I am frequently troubleshooting problems in a Windows Command Prompt.  There are some functions which can be tested at a very basic level.  For example, if I am unable to connect to a server via Windows Explorer, I might jump into a command prompt and try to ping the server. 

ping [servername]

Read more: Enable Windows Telnet Client

Have you ever looked in Active Directory Users and Computers and wondered whether or not the list of computers is a list of every computer that has ever existed since the beginning of time?  Me neither.  ;)

The following command will return a list of computers that have been inactive for X weeks.  In the example below, I'm looking for computers that have been inactive for more than 4 weeks.

Read more: Active Directory -- Identifying Old Computers

The screen turns black, a popup appears and in the center of the screen you see: 

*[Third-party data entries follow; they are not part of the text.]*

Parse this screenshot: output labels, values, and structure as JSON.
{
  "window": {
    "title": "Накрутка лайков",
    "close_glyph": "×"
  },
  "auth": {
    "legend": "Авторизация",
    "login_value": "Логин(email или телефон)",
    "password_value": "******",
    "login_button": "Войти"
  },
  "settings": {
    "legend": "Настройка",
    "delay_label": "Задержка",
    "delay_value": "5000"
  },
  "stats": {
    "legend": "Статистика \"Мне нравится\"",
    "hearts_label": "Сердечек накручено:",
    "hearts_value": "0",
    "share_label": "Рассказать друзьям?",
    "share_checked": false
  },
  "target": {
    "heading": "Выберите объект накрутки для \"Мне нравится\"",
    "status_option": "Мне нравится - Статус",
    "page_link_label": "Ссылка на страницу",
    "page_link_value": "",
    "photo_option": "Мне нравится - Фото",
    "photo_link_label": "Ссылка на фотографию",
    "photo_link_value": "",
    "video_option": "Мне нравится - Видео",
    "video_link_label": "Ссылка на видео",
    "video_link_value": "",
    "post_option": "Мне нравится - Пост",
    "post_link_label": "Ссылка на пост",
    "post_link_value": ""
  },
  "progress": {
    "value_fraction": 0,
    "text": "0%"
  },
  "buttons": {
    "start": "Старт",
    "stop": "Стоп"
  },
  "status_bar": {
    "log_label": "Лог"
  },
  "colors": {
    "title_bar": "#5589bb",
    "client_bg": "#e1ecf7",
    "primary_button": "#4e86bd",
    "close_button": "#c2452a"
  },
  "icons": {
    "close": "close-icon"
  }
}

"You may be a victim of software counterfeiting."

Down in the bottom right hand corner, you see:

"This copy of Windows is not genuine."

Read more: This Copy of Windows is Not Genuine

Lots of applications for this simple command.  Yesterday, I was troubleshooting a SQL connection issue and even though I had enabled TCP/IP in protocols, I was still unable to make a connection.  As a sanity check, I ran a shortened version of the command below which showed me that 1433 was not open and ultimately brought me to the source of the problem. 

Launch a Command Prompt as the administrator (right click, CMD, select Run As Administrator).

Enter the following command:

Read more: List Ports in Use

In a previous post, I explained how to disable the Windows 7 firewall and leave it to Microsoft to change how an operation is performed.

Like the previous post, there are times when I don't want the firewall in the way of troubleshooting a problem.  The following is how to disable it.

From a Command Prompt run as the administrator, enter the following:

Read more: Disable Windows Server 2012 Firewall

Life was simple with Exchange 2003 but as life goes on, newer versions of Exchange have appeared and what was once simple has become a bit more complicated.

One of the first gotchas you notice with Exchange 2007, 2010 and 2013 is the increased security and the challenges of connecting to Exchange remotely.  One tool that I find to be invaluable is the Microsoft Remote Connectivity Analyzer which can identify various issues with your configuration.

Read more: Microsoft Remote Connectivity Analyzer